d. Bulging around the stoma. This finding may indicate herniation, caused by loops of intestine protruding through the abdominal wall.
• Apply protective ointments to the perirectal area of clients with newly functioning ileoanal reservoirs and anastomoses. This helps protect the skin from the initial stools. As stools thicken and become fewer per day, the client experiences less perirectal irritation.
CLIENT AND FAMILY TEACHING
• While caring for the ostomy, explain procedures to the client. Teaching is immediate and ongoing to facilitate acceptance of the ostomy and self-care.
• Teach to manage the pouch clamp, to empty, rinse, and perform pouch changes. Self-care is vital to independence and self-esteem.
• Instruct now to use an electric razor to shave the peristomal hair if necessary. An electric razor prevents accidental cutting of the stoma with a razor blade.
• Teach to check the stoma and peristomal skin with each pouch change. Ongoing assessment is important for optimal health and function of the stoma and surrounding skin. Stripping of tape or excessively frequent pouch removal may cause mechanical trauma to peristomal skin. Chronic skin irritation by ileostomy effluent may lead to pseudoveracous lesions, or wartlike nodules.
• Instruct to report abnormal appearance of the stoma or surrounding skin (as noted previously and below) to the physician:
a. Narrowing of the stoma lumen. This indicates stenosis and may interfere with fecal elimination.
b. Lacerations or cuts in the stoma. The stoma contains no nerves, so trauma may occur without pain.
c. Separation of the stoma from the abdominal surface. This potential complication may require surgical repair.
• Emphasize the importance of adequate fluid and salt intake; the risk for dehydration and hyponatremia is increased particularly during hot weather, when fluid is lost through perspiration as well as ileostomy drainage. Water intake should be sufficient to maintain pale urine and an output of at least 1 quart per day. When exercising in hot weather, the client should consume extra water and salt. High-potassium foods, such as bananas and oranges, may also be recommended. Loss of the reabsorptive surface of the large bowel increases the amount of water and sodium loss in the stool. If the ileostomy is high (more proximal in the ileum), additional potassium losses may also occur.

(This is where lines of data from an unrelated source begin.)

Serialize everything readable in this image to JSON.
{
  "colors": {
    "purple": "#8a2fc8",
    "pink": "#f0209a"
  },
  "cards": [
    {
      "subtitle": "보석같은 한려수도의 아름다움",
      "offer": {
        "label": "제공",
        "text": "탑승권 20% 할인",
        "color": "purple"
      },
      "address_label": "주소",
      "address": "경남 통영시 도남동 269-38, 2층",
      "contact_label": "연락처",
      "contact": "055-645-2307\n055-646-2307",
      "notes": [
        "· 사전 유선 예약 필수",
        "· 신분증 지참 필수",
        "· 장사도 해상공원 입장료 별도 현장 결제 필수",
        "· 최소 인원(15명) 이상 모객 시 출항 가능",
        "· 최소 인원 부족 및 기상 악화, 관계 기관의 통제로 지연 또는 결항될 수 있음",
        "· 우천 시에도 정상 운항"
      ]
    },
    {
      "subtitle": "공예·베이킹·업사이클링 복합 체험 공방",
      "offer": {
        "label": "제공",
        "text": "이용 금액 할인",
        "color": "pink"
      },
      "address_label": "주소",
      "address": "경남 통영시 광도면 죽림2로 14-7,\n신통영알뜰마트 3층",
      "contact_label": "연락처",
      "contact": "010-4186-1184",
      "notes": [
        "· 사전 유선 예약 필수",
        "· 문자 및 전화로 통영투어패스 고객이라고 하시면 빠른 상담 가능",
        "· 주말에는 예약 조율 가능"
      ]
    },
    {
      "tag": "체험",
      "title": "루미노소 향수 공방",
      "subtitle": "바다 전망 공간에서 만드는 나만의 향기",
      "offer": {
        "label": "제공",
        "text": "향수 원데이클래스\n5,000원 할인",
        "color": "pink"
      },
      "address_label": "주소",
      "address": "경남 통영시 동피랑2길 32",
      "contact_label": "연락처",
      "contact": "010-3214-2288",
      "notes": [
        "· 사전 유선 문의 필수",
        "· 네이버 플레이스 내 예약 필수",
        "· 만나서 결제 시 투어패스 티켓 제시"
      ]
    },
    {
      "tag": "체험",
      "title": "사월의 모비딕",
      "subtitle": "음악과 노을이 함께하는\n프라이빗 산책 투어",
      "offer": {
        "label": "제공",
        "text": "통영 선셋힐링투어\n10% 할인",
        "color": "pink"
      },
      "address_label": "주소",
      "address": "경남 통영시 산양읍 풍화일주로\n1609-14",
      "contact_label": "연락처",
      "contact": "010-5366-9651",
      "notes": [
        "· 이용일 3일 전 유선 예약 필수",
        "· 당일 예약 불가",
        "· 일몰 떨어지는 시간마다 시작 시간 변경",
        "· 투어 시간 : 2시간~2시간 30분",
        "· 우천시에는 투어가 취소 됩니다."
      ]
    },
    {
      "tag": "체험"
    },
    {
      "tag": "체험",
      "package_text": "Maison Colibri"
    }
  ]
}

• Discuss signs and symptoms of fluid and electrolyte imbalances:
a. Extreme thirst
b. Dry skin and oral mucous membrane
c. Decreased urine output
d. Weakness, fatigue
e. Muscle cramps
f. Abdominal cramps, nausea, vomiting
g. Shortness of breath h. Orthostatic hypotension (feeling faint when suddenly changing positions)
• Discuss dietary concerns. A low-residue diet is recommended initially.
Foods that may cause excessive odor or gas are typically avoided as well. Because food blockage is a potential problem, high-fiber foods are limited, and foods that may cause blockage, such as popcorn, corn, nuts, cucumbers, celery, fresh tomatoes, figs, strawberries, blackberries, and caraway seeds are avoided. Symptoms of food blockage include abdominal cramping, swelling of the stoma, and absence of ileostomy output for over 4 to 6 hours.
• Teach self-care measures to relieve food blockage:
a. Take a warm shower or tub bath. This can help relax the abdominal muscles.
b. Assume a knee-chest position. The knee-chest position reduces intra-abdominal pressure.
c. Drink warm fluids or grape juice if not vomiting. This provides a mild cathartic effect.
d. Massage peristomal area. Massage may stimulate peristalsis and fecal elimination.
e. Remove pouch if the stoma is swollen, and apply a pouch with a larger opening. If the stoma swells, the pouch may create a mechanical obstruction to output.
• Notify the physician or enterostomal therapy nurse if:
a. The above measures fail to relieve the obstruction.
b. Signs of a partial obstruction persist including high-volume odorous fluid output, abdominal cramps, nausea, and vomiting.
c. There is no ileostomy output for 4 to 6 hours.
d. Signs of fluid and electrolyte imbalance occur, such as weakness, dizziness, lightheadedness, or headache. Should self-care measures not succeed in breaking up a blockage, ileostomy lavage, as described in Procedure 24–2 may be required.